Well, the odds are such that whichever side has more area under the curve is the most likely to happen next.
So if you have an event that's on the right of the curve, you expect the next event to be lower. Likewise if you have an event on the left of the curve, you expect it to be higher next.
So what happens if a stock metric suddenly is up something ridiculous, like 27% up over one day? Or if it falls 15% in one day?
It's the same question. Most days for specific metrics a stock has changes near 0%, so any extreme differences are out of the ordinary! We expect the stock to "revert to the mean" soon.
Note however that this only makes sense for metrics that are relatively stable, that stick near their average over the long term. That's an assumption that is important to understand later on.

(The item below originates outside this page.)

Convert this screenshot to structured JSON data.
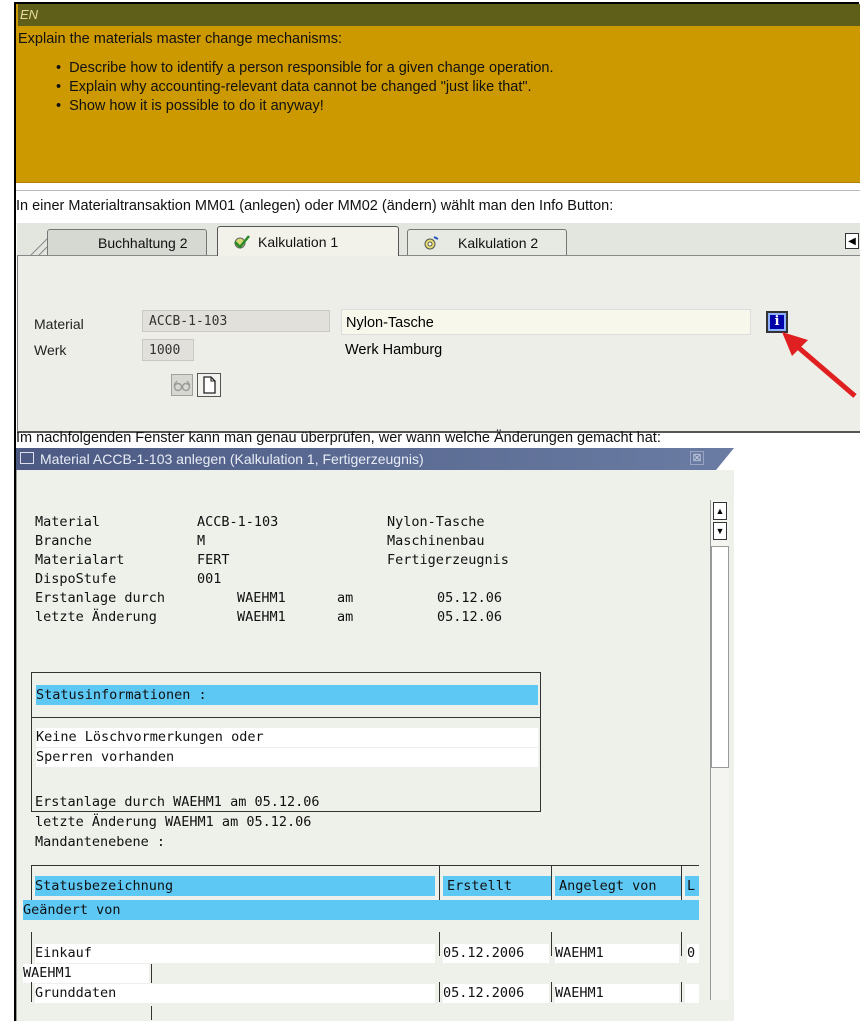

How do you Trade Using Mean Reversion?
The most naive approach to mean reversion strategies is to trade based on stock price. Let's say you select 500 stocks to act on as your "trading universe."
Every day you select the top 5-percentile of stocks to short, assuming that their price is going to fall soon. You also select the bottom 95-percentile stocks to hold long, assuming that they will go up as they revert to the mean.
What you end up with is the 25 highest performing and 25 highest loss stocks being traded. Ideally you expect them to reverse direction shortly after buying them, allowing you to make profit once they cross your entry price.
This approach has serious flaws, especially if you are trading stocks that have momentum. There's usually an underlying reason why a stock is rising or falling, whether it's growth or somehow failing. Mean reversion doesn't account for root causes, it just assumes a pure statistical model.
If the stock keeps rising or falling, then your strategy is losing money.
What's more, most stocks do not have a stable stock price average. Generally you can assume that stock prices increase with time by random walking upwards. A constantly growing stock price does not have a stable average, obviously. It keeps getting dragged upward.
Let's look at a more reasonable mean reversion approach, using the Price to Earnings ratio as the underlying signal instead of share price.
For one thing, you'll find that P/E ratios are fairly consistent between companies in an industry. They tend to be more stable than measures like share price, and don't grow or fall endlessly.
Then the mean reversion strategy becomes simple: find the average P/E ratio for a given stock, and short or hold whenever there is a large deviation from its average.
Is a Mean Reversion Strategy Worthwhile?
If you're reading this blog, then I'd say no, it's not in your best interest to use a mean reversion strategy.
For one thing, I'm scornful of quantitative analysis trading in general: it's playing a game where wins are incidental, and you're competing against the best and brightest teams of multi-million dollar PhDs who will gladly vacuum up any money you bring to the algo-trading table.
There are countless obstacles to overcome to implement a good mean reversion algorithm, and at best your returns for all that effort are fractional gains.
Mean reversion also has another major flawed assumption that goes back to that normal distribution/bell curve. In the real world, probabilities aren't often normally distributed, you can end up with something bimodal or multi-modal.
What that means is that instead of having one main section of high probability, there's two or more maximas of high probability. You get two or more humps in the curve, which throws off the entire assumption of mean reversion.
Instead of active trading strategies, I'm yet another proponent for buy-and-hold with index funds. If you wish to get wealthy and stay that way, it's better to take the steady path rather than burning up money chasing better returns.
With that in mind, if you enjoy learning about different trading strategies I invite to your attention this article: